#### [Problem details]
Every single record needs to be restated word for word.

#### [The input]
________________________________________

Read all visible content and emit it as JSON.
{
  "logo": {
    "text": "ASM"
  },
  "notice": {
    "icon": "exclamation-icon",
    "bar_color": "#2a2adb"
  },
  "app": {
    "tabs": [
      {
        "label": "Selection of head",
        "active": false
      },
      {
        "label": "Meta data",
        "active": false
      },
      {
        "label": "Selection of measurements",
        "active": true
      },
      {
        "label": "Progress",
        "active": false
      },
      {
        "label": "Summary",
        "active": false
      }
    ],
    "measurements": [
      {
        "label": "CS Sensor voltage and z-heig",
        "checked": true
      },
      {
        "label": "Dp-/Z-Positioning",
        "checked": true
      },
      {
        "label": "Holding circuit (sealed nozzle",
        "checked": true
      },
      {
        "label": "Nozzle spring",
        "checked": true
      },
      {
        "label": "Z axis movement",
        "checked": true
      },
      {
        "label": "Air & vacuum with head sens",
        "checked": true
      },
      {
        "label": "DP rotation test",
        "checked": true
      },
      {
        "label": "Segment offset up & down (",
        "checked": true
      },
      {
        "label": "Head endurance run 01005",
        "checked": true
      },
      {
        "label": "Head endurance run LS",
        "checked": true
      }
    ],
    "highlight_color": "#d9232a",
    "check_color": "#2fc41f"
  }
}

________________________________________

#### [Solution below]
Read all visible content and emit it as JSON.
{
  "logo": {
    "text": "ASM"
  },
  "notice": {
    "icon": "exclamation-icon",
    "bar_color": "#2a2adb"
  },
  "app": {
    "tabs": [
      {
        "label": "Selection of head",
        "active": false
      },
      {
        "label": "Meta data",
        "active": false
      },
      {
        "label": "Selection of measurements",
        "active": true
      },
      {
        "label": "Progress",
        "active": false
      },
      {
        "label": "Summary",
        "active": false
      }
    ],
    "measurements": [
      {
        "label": "CS Sensor voltage and z-heig",
        "checked": true
      },
      {
        "label": "Dp-/Z-Positioning",
        "checked": true
      },
      {
        "label": "Holding circuit (sealed nozzle",
        "checked": true
      },
      {
        "label": "Nozzle spring",
        "checked": true
      },
      {
        "label": "Z axis movement",
        "checked": true
      },
      {
        "label": "Air & vacuum with head sens",
        "checked": true
      },
      {
        "label": "DP rotation test",
        "checked": true
      },
      {
        "label": "Segment offset up & down (",
        "checked": true
      },
      {
        "label": "Head endurance run 01005",
        "checked": true
      },
      {
        "label": "Head endurance run LS",
        "checked": true
      }
    ],
    "highlight_color": "#d9232a",
    "check_color": "#2fc41f"
  }
}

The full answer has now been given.